After being immersed in these vastly different points on the spectrum, there is one thing that I have noticed – wealthy people have a really warped view of people who live in poverty. Many of them actually believe that poor people live in despair because they do not have money. Wealthy people do not understand how anyone could be happy when they do not have a nice home and cool stuff. They do not understand how anyone could actually place money and wealth low on their list of priorities in life.
The happiest and most content people I have ever met are poor. Does not mean that poverty is something to strive for? Of course not. What it means is that there are a lot of people who realize that owning a big house and having a lot of cool stuff does not equal happiness. They would simply roll their eyes and laugh at the thought of owning a 6-bedroom house and driving around in a Maserati. They realize that owning these things is not who they are. These people are interested in experiencing life, having peace of mind, a clear conscience and being in the company of an ever growing circle of friends and family.
Here are some words and phrases that the wealthy use a lot: “progress”, “accomplish”, “contributing to society”, “strive for greatness” and “pull your weight”. Their words seem to imply that we are trying to advance toward a goal by “improving” the world and every time you make a good move, you will be rewarded. What exactly are we improving? What everybody were to stop “progressing”? Where is the finish line?
The truth is that capitalism is a fools game. It is entirely contrived by humans and has nothing to do with improving life. Progress equals wealth. It does not equal happiness or a better quality of life. Capitalism is a race in which there may be a leader but, since there is no finish line, there can never be a winner. A capitalist might respond to that statement by saying “we are all winners of progress”. Really? You are in a race that never ends, yet, the fuel needed for the participants does. Are you actually foolish enough to ignore this basic fact?
What would happen if we abandoned this nonsensical competition? So what if our country is not the richest in the world? Is there a rule that you can only be happy if your nation’s GNP is in the top 10? Some people might claim that being a powerful country allows us to defend ourselves. This ignores the fact that we ARE a powerful country and we still read obituaries in any local paper of kids who died in battle. We are still constantly in fear of attacks from enemies. Many nation are not playing our game yet we treat them like they are and consider them to be inferior.
My Analogy (Finally)
After completing a group run with some friends one day, it occurred to me that this group was actually a microcosm of the greater society.

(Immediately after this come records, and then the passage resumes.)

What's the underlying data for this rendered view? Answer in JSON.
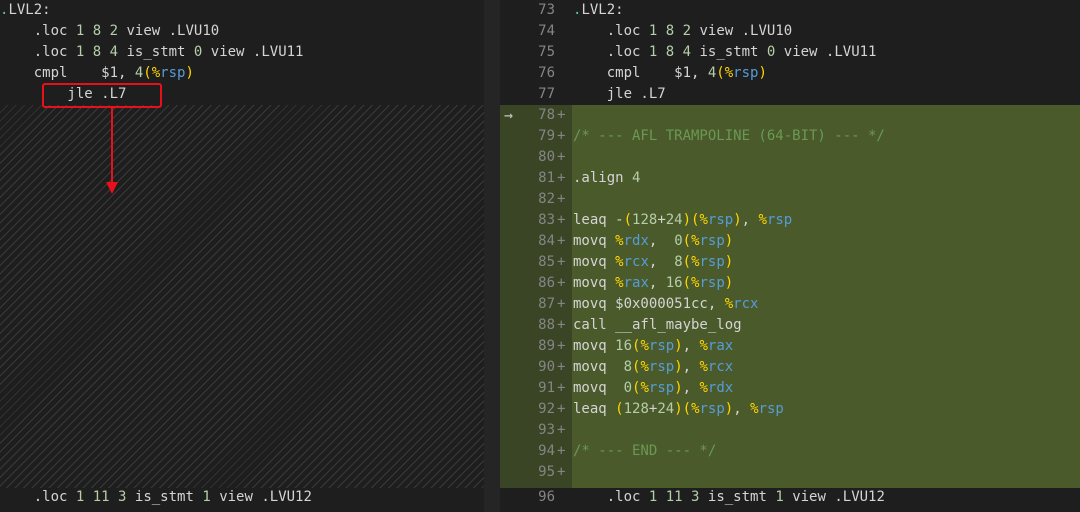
{
  "left": {
    "lines": [
      ".LVL2:",
      "    .loc 1 8 2 view .LVU10",
      "    .loc 1 8 4 is_stmt 0 view .LVU11",
      "    cmpl    $1, 4(%rsp)",
      "        jle .L7"
    ],
    "bottom_line": "    .loc 1 11 3 is_stmt 1 view .LVU12"
  },
  "right": {
    "context_lines": [
      {
        "num": "73",
        "text": ".LVL2:"
      },
      {
        "num": "74",
        "text": "    .loc 1 8 2 view .LVU10"
      },
      {
        "num": "75",
        "text": "    .loc 1 8 4 is_stmt 0 view .LVU11"
      },
      {
        "num": "76",
        "text": "    cmpl    $1, 4(%rsp)"
      },
      {
        "num": "77",
        "text": "    jle .L7"
      }
    ],
    "added_lines": [
      {
        "num": "78",
        "text": ""
      },
      {
        "num": "79",
        "text": "/* --- AFL TRAMPOLINE (64-BIT) --- */"
      },
      {
        "num": "80",
        "text": ""
      },
      {
        "num": "81",
        "text": ".align 4"
      },
      {
        "num": "82",
        "text": ""
      },
      {
        "num": "83",
        "text": "leaq -(128+24)(%rsp), %rsp"
      },
      {
        "num": "84",
        "text": "movq %rdx,  0(%rsp)"
      },
      {
        "num": "85",
        "text": "movq %rcx,  8(%rsp)"
      },
      {
        "num": "86",
        "text": "movq %rax, 16(%rsp)"
      },
      {
        "num": "87",
        "text": "movq $0x000051cc, %rcx"
      },
      {
        "num": "88",
        "text": "call __afl_maybe_log"
      },
      {
        "num": "89",
        "text": "movq 16(%rsp), %rax"
      },
      {
        "num": "90",
        "text": "movq  8(%rsp), %rcx"
      },
      {
        "num": "91",
        "text": "movq  0(%rsp), %rdx"
      },
      {
        "num": "92",
        "text": "leaq (128+24)(%rsp), %rsp"
      },
      {
        "num": "93",
        "text": ""
      },
      {
        "num": "94",
        "text": "/* --- END --- */"
      },
      {
        "num": "95",
        "text": ""
      }
    ],
    "bottom_line": {
      "num": "96",
      "text": "    .loc 1 11 3 is_stmt 1 view .LVU12"
    },
    "plus_marker": "+",
    "arrow_glyph": "→"
  },
  "colors": {
    "added_background": "#4b5a2b",
    "highlight_box": "#e8101a",
    "label": "#4ec9b0",
    "number": "#b5cea8",
    "register": "#569cd6",
    "paren": "#ffd700",
    "comment": "#6a9955"
  }
}
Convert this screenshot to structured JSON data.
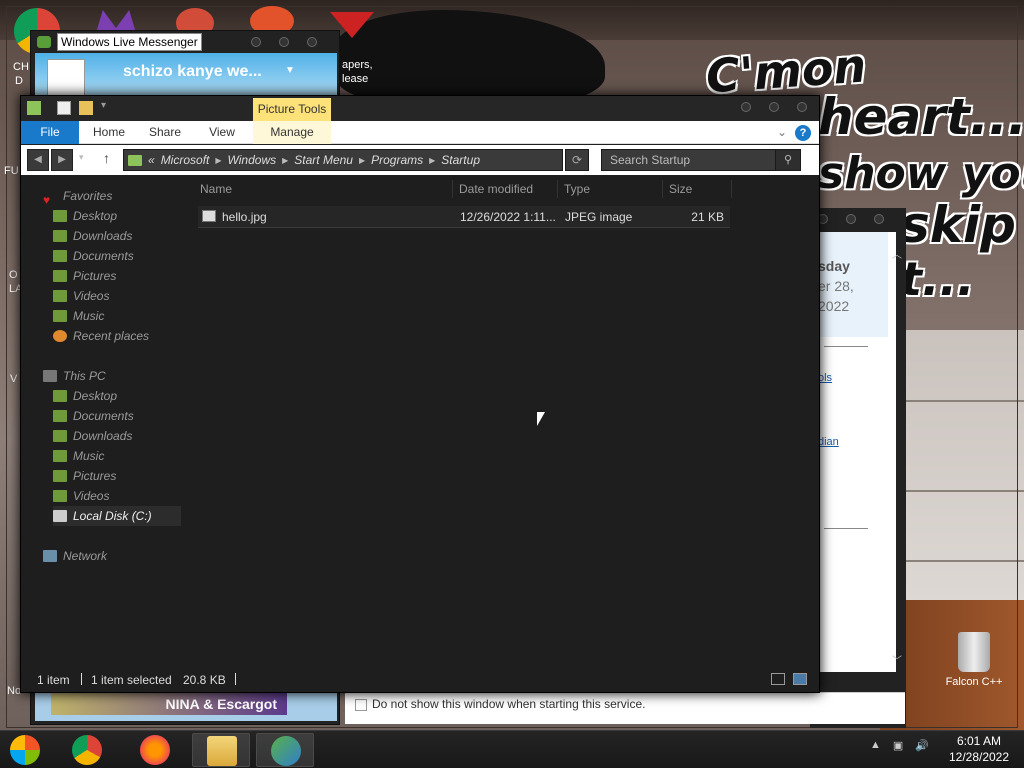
{
  "desktop": {
    "wallpaper_text": [
      "C'mon",
      "heart...",
      "show you",
      "skip",
      "t..."
    ],
    "fragments": {
      "left_ch": "CH",
      "left_d": "D",
      "left_fu": "FU",
      "left_o": "O",
      "left_la": "LA",
      "left_v": "V",
      "left_no": "No",
      "papers": "apers,",
      "please": "lease",
      "dlg_day": "sday",
      "dlg_date": "er 28,",
      "dlg_year": "2022",
      "dlg_link1": "ols",
      "dlg_link2": "dian"
    },
    "recycle_bin_label": "Falcon C++"
  },
  "messenger": {
    "title": "Windows Live Messenger",
    "display_name": "schizo kanye we...",
    "ad_text": "NINA & Escargot"
  },
  "dialog": {
    "checkbox_label": "Do not show this window when starting this service."
  },
  "explorer": {
    "contextual_tab_group": "Picture Tools",
    "ribbon_tabs": [
      "File",
      "Home",
      "Share",
      "View",
      "Manage"
    ],
    "address_overflow": "«",
    "breadcrumb": [
      "Microsoft",
      "Windows",
      "Start Menu",
      "Programs",
      "Startup"
    ],
    "search_placeholder": "Search Startup",
    "help_label": "?",
    "nav": {
      "favorites_header": "Favorites",
      "favorites": [
        "Desktop",
        "Downloads",
        "Documents",
        "Pictures",
        "Videos",
        "Music",
        "Recent places"
      ],
      "thispc_header": "This PC",
      "thispc": [
        "Desktop",
        "Documents",
        "Downloads",
        "Music",
        "Pictures",
        "Videos",
        "Local Disk (C:)"
      ],
      "network": "Network"
    },
    "columns": [
      "Name",
      "Date modified",
      "Type",
      "Size"
    ],
    "files": [
      {
        "name": "hello.jpg",
        "date": "12/26/2022 1:11...",
        "type": "JPEG image",
        "size": "21 KB"
      }
    ],
    "status": {
      "count": "1 item",
      "selected": "1 item selected",
      "size": "20.8 KB"
    }
  },
  "taskbar": {
    "time": "6:01 AM",
    "date": "12/28/2022"
  }
}
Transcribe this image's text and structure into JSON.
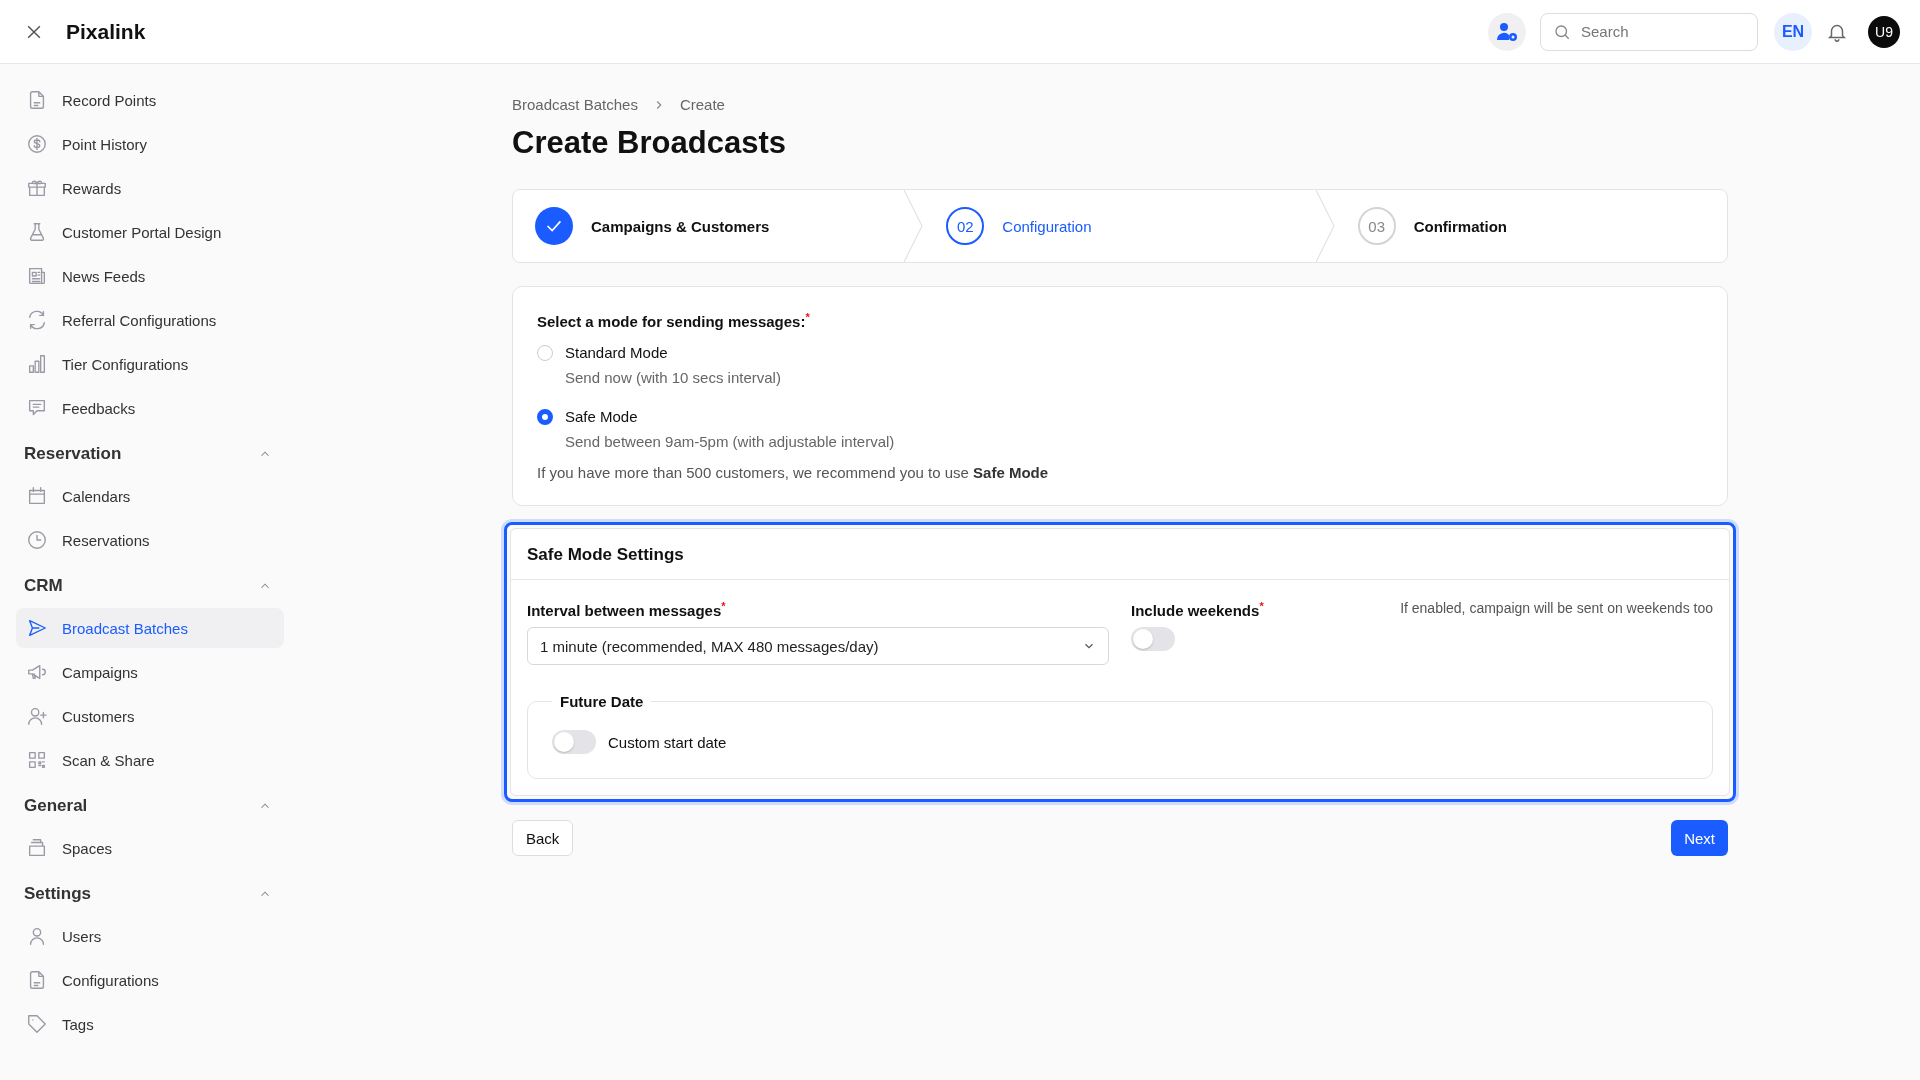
{
  "header": {
    "brand": "Pixalink",
    "search": {
      "placeholder": "Search"
    },
    "language": "EN",
    "avatar": "U9"
  },
  "sidebar": {
    "groups": [
      {
        "items": [
          {
            "label": "Record Points",
            "selected": false
          },
          {
            "label": "Point History",
            "selected": false
          },
          {
            "label": "Rewards",
            "selected": false
          },
          {
            "label": "Customer Portal Design",
            "selected": false
          },
          {
            "label": "News Feeds",
            "selected": false
          },
          {
            "label": "Referral Configurations",
            "selected": false
          },
          {
            "label": "Tier Configurations",
            "selected": false
          },
          {
            "label": "Feedbacks",
            "selected": false
          }
        ]
      },
      {
        "heading": "Reservation",
        "expanded": true,
        "items": [
          {
            "label": "Calendars",
            "selected": false
          },
          {
            "label": "Reservations",
            "selected": false
          }
        ]
      },
      {
        "heading": "CRM",
        "expanded": true,
        "items": [
          {
            "label": "Broadcast Batches",
            "selected": true
          },
          {
            "label": "Campaigns",
            "selected": false
          },
          {
            "label": "Customers",
            "selected": false
          },
          {
            "label": "Scan & Share",
            "selected": false
          }
        ]
      },
      {
        "heading": "General",
        "expanded": true,
        "items": [
          {
            "label": "Spaces",
            "selected": false
          }
        ]
      },
      {
        "heading": "Settings",
        "expanded": true,
        "items": [
          {
            "label": "Users",
            "selected": false
          },
          {
            "label": "Configurations",
            "selected": false
          },
          {
            "label": "Tags",
            "selected": false
          }
        ]
      }
    ]
  },
  "breadcrumb": [
    "Broadcast Batches",
    "Create"
  ],
  "title": "Create Broadcasts",
  "steps": [
    {
      "label": "Campaigns & Customers",
      "completed": true,
      "selected": false
    },
    {
      "number": "02",
      "label": "Configuration",
      "completed": false,
      "selected": true
    },
    {
      "number": "03",
      "label": "Confirmation",
      "completed": false,
      "selected": false
    }
  ],
  "mode_card": {
    "prompt": "Select a mode for sending messages:",
    "required_mark": "*",
    "options": [
      {
        "label": "Standard Mode",
        "description": "Send now (with 10 secs interval)",
        "selected": false
      },
      {
        "label": "Safe Mode",
        "description": "Send between 9am-5pm (with adjustable interval)",
        "selected": true
      }
    ],
    "note": "If you have more than 500 customers, we recommend you to use **Safe Mode**"
  },
  "settings": {
    "title": "Safe Mode Settings",
    "interval": {
      "label": "Interval between messages",
      "required_mark": "*",
      "value": "1 minute (recommended, MAX 480 messages/day)"
    },
    "weekends": {
      "label": "Include weekends",
      "required_mark": "*",
      "on": false,
      "hint": "If enabled, campaign will be sent on weekends too"
    },
    "future_date": {
      "legend": "Future Date",
      "toggle": {
        "label": "Custom start date",
        "on": false
      }
    }
  },
  "buttons": {
    "back": "Back",
    "next": "Next"
  }
}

There are some dynamics that are common with every run or bike group. Most people are there to get a workout with a little social interaction. As with everything however, there are extremes. Every group contains individuals who want to go a little faster while others are more interested in the social aspect. Some are with a smaller group of friends within the overall group. These people all have to go the same pace as the slowest in their small group.
These two extremes can put a strain on the integrity of the group. Should the faster people slow down? Should the slower people stop talking and speed up? Should they just go fast and stop every now and then to let the others catch up? This can even lead to conflict if the people in the back believe the faster people are impeding their ability to chat. Or, the people in the front start to wish the slow people would try harder to keep up.
How do you keep the fast people from making the whole group speed up while simultaneously keeping the people in the back from slowing everyone down? If you ever participated in one of these groups you already know the answer. Before you start, you simply agree on a pace that everyone is comfortable with and decide whether or not the group will stop to wait for the people who can not maintain that pace. In cycling, such a group is called a “no drop” group and they make regular stops to let the slower riders catch up. It is common for someone to shout out that the group can speed up a little or tell everyone that the group is going too fast.
What causes this tension? Two things. Abilities and priorities. Some people place a high priority on pace while others put a high priority on social interaction. Most are somewhere in the middle. Some simply do not have the ability to go any faster and have no desire to. Why should they?
By agreeing on a standard, the group is able remain intact and everyone enjoys themselves. In fact, the faster people might even find that some lively conversation can actually be pretty fun and the slow people might surprise themselves by how fast they can actually go. People might even experience a priority shift.
There is a lot concern these days about how the gap between the rich and the poor is now greater than ever. Our group is being pulled apart. The people in front are causing the whole group speed up but there are a lot of people who are not interested in the race. this This is a “no drop” group and we are going too fast. Someone needs to shout out and tell the people in front to stop and wait for a few of the folks in the back.